● YOUR OBJECTIVE: Down to the last character, repeat the entries beneath this task.
GIVEN DATA Block Start
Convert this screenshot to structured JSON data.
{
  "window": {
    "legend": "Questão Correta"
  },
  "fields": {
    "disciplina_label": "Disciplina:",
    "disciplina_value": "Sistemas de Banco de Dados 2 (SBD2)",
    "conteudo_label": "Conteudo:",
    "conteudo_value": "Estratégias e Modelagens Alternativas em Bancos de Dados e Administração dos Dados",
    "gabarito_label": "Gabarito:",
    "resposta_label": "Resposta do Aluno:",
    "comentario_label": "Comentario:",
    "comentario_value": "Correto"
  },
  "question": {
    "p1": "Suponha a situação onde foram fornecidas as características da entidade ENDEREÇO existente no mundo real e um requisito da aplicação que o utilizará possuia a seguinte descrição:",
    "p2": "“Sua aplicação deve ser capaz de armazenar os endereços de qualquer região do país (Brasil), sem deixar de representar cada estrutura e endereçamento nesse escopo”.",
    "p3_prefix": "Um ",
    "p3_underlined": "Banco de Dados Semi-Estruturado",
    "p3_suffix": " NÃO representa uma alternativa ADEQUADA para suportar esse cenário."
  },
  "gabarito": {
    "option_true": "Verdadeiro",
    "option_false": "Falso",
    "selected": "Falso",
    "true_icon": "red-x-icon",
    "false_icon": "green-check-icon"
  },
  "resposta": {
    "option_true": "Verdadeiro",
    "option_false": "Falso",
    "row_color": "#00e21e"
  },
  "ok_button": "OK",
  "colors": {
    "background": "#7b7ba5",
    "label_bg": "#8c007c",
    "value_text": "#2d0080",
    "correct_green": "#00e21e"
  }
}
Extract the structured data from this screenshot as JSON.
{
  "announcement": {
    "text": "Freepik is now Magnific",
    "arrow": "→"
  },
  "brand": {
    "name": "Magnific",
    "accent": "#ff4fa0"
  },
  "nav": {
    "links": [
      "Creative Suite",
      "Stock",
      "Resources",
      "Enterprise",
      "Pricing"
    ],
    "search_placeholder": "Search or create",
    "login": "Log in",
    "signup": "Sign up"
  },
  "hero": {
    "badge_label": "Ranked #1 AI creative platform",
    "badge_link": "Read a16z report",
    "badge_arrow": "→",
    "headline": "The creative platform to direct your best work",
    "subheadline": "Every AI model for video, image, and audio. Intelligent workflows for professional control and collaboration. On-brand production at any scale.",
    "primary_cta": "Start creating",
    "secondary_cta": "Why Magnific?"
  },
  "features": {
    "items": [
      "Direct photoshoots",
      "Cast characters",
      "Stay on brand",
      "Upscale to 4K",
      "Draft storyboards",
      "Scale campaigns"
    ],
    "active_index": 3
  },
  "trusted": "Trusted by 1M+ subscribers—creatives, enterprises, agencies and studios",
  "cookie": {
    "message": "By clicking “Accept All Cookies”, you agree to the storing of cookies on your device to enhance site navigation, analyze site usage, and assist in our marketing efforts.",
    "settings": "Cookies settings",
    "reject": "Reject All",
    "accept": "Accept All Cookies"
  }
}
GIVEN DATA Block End
● TASK OUTPUT:
Convert this screenshot to structured JSON data.
{
  "window": {
    "legend": "Questão Correta"
  },
  "fields": {
    "disciplina_label": "Disciplina:",
    "disciplina_value": "Sistemas de Banco de Dados 2 (SBD2)",
    "conteudo_label": "Conteudo:",
    "conteudo_value": "Estratégias e Modelagens Alternativas em Bancos de Dados e Administração dos Dados",
    "gabarito_label": "Gabarito:",
    "resposta_label": "Resposta do Aluno:",
    "comentario_label": "Comentario:",
    "comentario_value": "Correto"
  },
  "question": {
    "p1": "Suponha a situação onde foram fornecidas as características da entidade ENDEREÇO existente no mundo real e um requisito da aplicação que o utilizará possuia a seguinte descrição:",
    "p2": "“Sua aplicação deve ser capaz de armazenar os endereços de qualquer região do país (Brasil), sem deixar de representar cada estrutura e endereçamento nesse escopo”.",
    "p3_prefix": "Um ",
    "p3_underlined": "Banco de Dados Semi-Estruturado",
    "p3_suffix": " NÃO representa uma alternativa ADEQUADA para suportar esse cenário."
  },
  "gabarito": {
    "option_true": "Verdadeiro",
    "option_false": "Falso",
    "selected": "Falso",
    "true_icon": "red-x-icon",
    "false_icon": "green-check-icon"
  },
  "resposta": {
    "option_true": "Verdadeiro",
    "option_false": "Falso",
    "row_color": "#00e21e"
  },
  "ok_button": "OK",
  "colors": {
    "background": "#7b7ba5",
    "label_bg": "#8c007c",
    "value_text": "#2d0080",
    "correct_green": "#00e21e"
  }
}
Extract the structured data from this screenshot as JSON.
{
  "announcement": {
    "text": "Freepik is now Magnific",
    "arrow": "→"
  },
  "brand": {
    "name": "Magnific",
    "accent": "#ff4fa0"
  },
  "nav": {
    "links": [
      "Creative Suite",
      "Stock",
      "Resources",
      "Enterprise",
      "Pricing"
    ],
    "search_placeholder": "Search or create",
    "login": "Log in",
    "signup": "Sign up"
  },
  "hero": {
    "badge_label": "Ranked #1 AI creative platform",
    "badge_link": "Read a16z report",
    "badge_arrow": "→",
    "headline": "The creative platform to direct your best work",
    "subheadline": "Every AI model for video, image, and audio. Intelligent workflows for professional control and collaboration. On-brand production at any scale.",
    "primary_cta": "Start creating",
    "secondary_cta": "Why Magnific?"
  },
  "features": {
    "items": [
      "Direct photoshoots",
      "Cast characters",
      "Stay on brand",
      "Upscale to 4K",
      "Draft storyboards",
      "Scale campaigns"
    ],
    "active_index": 3
  },
  "trusted": "Trusted by 1M+ subscribers—creatives, enterprises, agencies and studios",
  "cookie": {
    "message": "By clicking “Accept All Cookies”, you agree to the storing of cookies on your device to enhance site navigation, analyze site usage, and assist in our marketing efforts.",
    "settings": "Cookies settings",
    "reject": "Reject All",
    "accept": "Accept All Cookies"
  }
}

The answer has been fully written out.